The increased focus on heat safety in the workplace is a welcome change that saves lives. But for workers in hot indoor facilities like glass manufacturing plants, it can feel like all the emphasis is on outdoor work. Hot indoor environments can be just as dangerous and fraught with avoidable heat safety misconceptions. Here are seven indoor heat safety myths to watch for.
Myth #1: Indoor facilities don’t get hot enough to cause severe heat illness.
If you work in a non-air-conditioned glass plant or in a climate where the air conditioning has trouble keeping up, we’re betting you already knew this one was false. While none of the risks below are exclusive to indoors, any of the following can increase your workers’ likelihood of indoor heat illness, up to and including heat stroke.
Heat and humidity. Consider heat and humidity when you schedule breaks and cooling measures since humidity impedes the body’s ability to release heat through sweating.
Heavy exertion. Hard work coupled with high facility temperatures can be deadly as workers accumulate heat internally and externally.
Heavy machinery/radiant heat. Heavy machinery churning away in your facilities can act like little indoor suns, throwing off heat and increasing danger for your workers.
Confined spaces. Workers in small, enclosed areas may be at higher risk of overheating due to poor air quality.
Medication and alcohol. Even medications as common as over-the-counter allergy medicine or having a few beers at a party the night before can lower a person’s ability to regulate body heat.
Underlying health conditions. Heat safety isn’t one-size-fits-all. Medical conditions like high blood pressure, diabetes or being overweight can increase the likelihood of heat illness.
Myth #2: You can pick just one spot to measure the temperature in your facility.
Things like hot machinery, airflow, the size of a space and the number of people working in a space can make heat safety hazards very different in one area of your facility versus another.
Use a wet bulb globe temperature monitor indoors and outdoors to measure air temperature, humidity, radiant heat and airflow in various locations. This small but powerful device gives you a much more accurate measure of the actual heat load in various areas than a standard thermometer can.
Myth #3: Air-conditioned breakrooms prevent heat illness.
The availability of nearby air conditioning is one advantage of hot indoor work over hot outdoor work. But air-conditioned break and lunchrooms will only help prevent heat illness if workers can access them at frequent intervals.
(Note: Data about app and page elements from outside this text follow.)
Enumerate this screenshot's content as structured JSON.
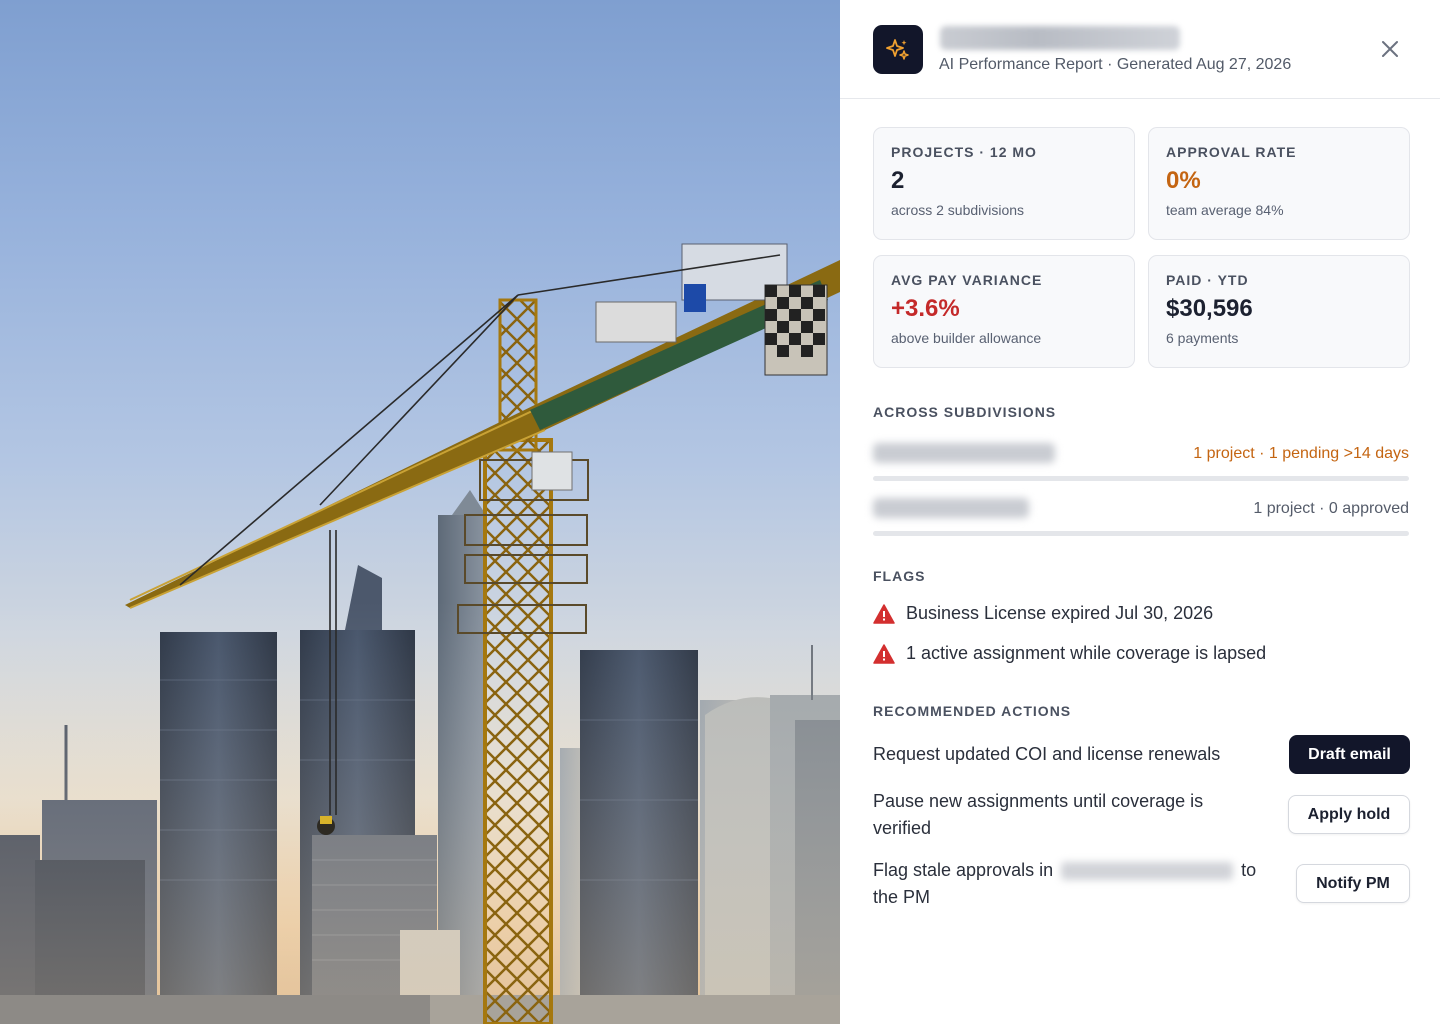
{
  "report": {
    "subtitle": "AI Performance Report · Generated Aug 27, 2026"
  },
  "photo": {
    "subject": "construction-crane-skyline-photo"
  },
  "stats": [
    {
      "label": "PROJECTS · 12 MO",
      "value": "2",
      "note": "across 2 subdivisions"
    },
    {
      "label": "APPROVAL RATE",
      "value": "0%",
      "note": "team average 84%",
      "value_color": "#c46512"
    },
    {
      "label": "AVG PAY VARIANCE",
      "value": "+3.6%",
      "note": "above builder allowance",
      "value_color": "#c42a2a"
    },
    {
      "label": "PAID · YTD",
      "value": "$30,596",
      "note": "6 payments"
    }
  ],
  "subdivisions": {
    "title": "ACROSS SUBDIVISIONS",
    "rows": [
      {
        "meta": "1 project · 1 pending >14 days",
        "meta_color": "#c46512"
      },
      {
        "meta": "1 project · 0 approved"
      }
    ]
  },
  "flags": {
    "title": "FLAGS",
    "items": [
      {
        "text": "Business License expired Jul 30, 2026",
        "icon": "warning-triangle-icon"
      },
      {
        "text": "1 active assignment while coverage is lapsed",
        "icon": "warning-triangle-icon"
      }
    ]
  },
  "actions": {
    "title": "RECOMMENDED ACTIONS",
    "items": [
      {
        "text": "Request updated COI and license renewals",
        "button": "Draft email"
      },
      {
        "text_line1": "Pause new assignments until coverage is",
        "text_line2": "verified",
        "button": "Apply hold"
      },
      {
        "text_before": "Flag stale approvals in",
        "text_after": "to",
        "text_line2": "the PM",
        "button": "Notify PM"
      }
    ]
  },
  "colors": {
    "accent_dark": "#12162a",
    "warning_orange": "#c46512",
    "alert_red": "#c42a2a",
    "sparkle_orange": "#f0a030"
  }
}
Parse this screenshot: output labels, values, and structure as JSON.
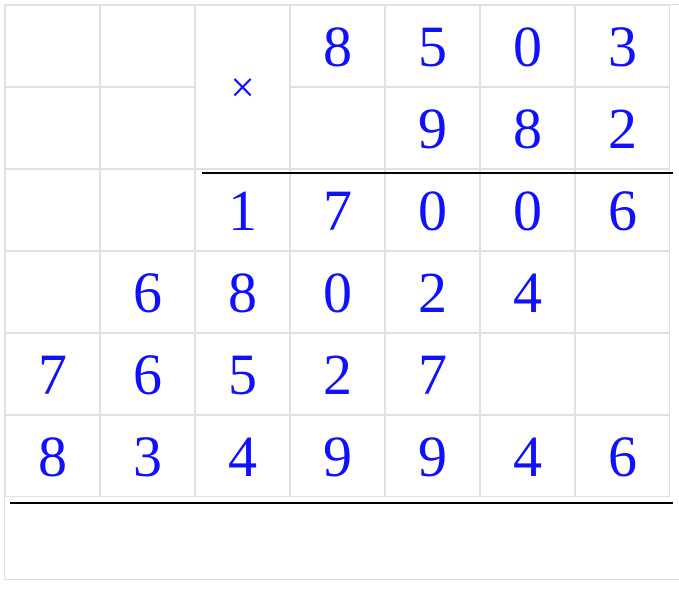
{
  "chart_data": {
    "type": "table",
    "description": "Long multiplication layout",
    "multiplicand": 8503,
    "multiplier": 982,
    "partial_products": [
      17006,
      68024,
      76527
    ],
    "product": 8349946
  },
  "symbols": {
    "times": "×"
  },
  "rows": [
    [
      "",
      "",
      "",
      "8",
      "5",
      "0",
      "3"
    ],
    [
      "",
      "",
      "",
      "",
      "9",
      "8",
      "2"
    ],
    [
      "",
      "",
      "1",
      "7",
      "0",
      "0",
      "6"
    ],
    [
      "",
      "6",
      "8",
      "0",
      "2",
      "4",
      ""
    ],
    [
      "7",
      "6",
      "5",
      "2",
      "7",
      "",
      ""
    ],
    [
      "8",
      "3",
      "4",
      "9",
      "9",
      "4",
      "6"
    ]
  ]
}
If you wait for symptoms of heat illness to appear, you already need more interventions.
As indoor temperatures rise, increase the number of air-conditioned breaks in the day and create body-cooling stations in these areas with cold cotton towels in refrigerators or freezers.
Ensure employees whose jobs require extensive PPE or other gear have time to remove it, cool down, and put it all back on properly within their break times without rushing.
Myth #4: Body cooling PPE is only for outdoor work.
Since most of the workday is spent not on an air-conditioned break, provide body-cooling PPE that workers can activate and reactivate throughout the day. Specialty cooling garments are designed to harness the natural power of evaporation for cooling without the need for chemical coatings that can make other products feel slimy. Able to be activated repeatedly on the job with any water temperature, these materials cool to as low as 30 degrees Fahrenheit below average body temperature in under a minute and stay cool for up to two hours.
Myth #5: Hazardous work requires heavy PPE, and getting overheated is part of the job.
This myth is common as the dangers in glass plants sometimes require almost full-body coverage for safety. But new technologies and manufacturing techniques have made bulky, itchy protective clothing a thing of the past.
Cut-resistant protective tops are now available that are 30% lighter weight while providing the highest ANSI Level A9 cut levels. New sleeves and gloves on the market also provide ANSI A9 protection and are paired with new glove-coating technologies and cut-resistant materials that can eliminate the hot and uncomfortable practice of double-gloving.
Myth #6: Workers have more access to water in indoor facilities, and everyone is hydrated, so heat illness isn’t a concern.
It’s essential to address the fact that, in many facilities, workers do not have adequate access to hydration throughout the day, and managing this should be job one. But on top of that, a crucial heat safety lesson that many environmental health and safety professionals miss is that even well-hydrated workers can suffer any heat illness, up to and including heat stroke.
A worker in a hot environment, exerting heavily, covered in PPE will need more than hydration alone to prevent heat illness.
Myth #7: Getting someone into a cool room is adequate to treat heat illness.
Getting a sufferer into a cooler environment is just one weapon in your arsenal against the damage that heat illness can cause. Pay attention to the symptoms the victim is showing and treat accordingly.
Heat illness is 100% preventable, so be sure you’re taking every step necessary to keep your glass workers safe.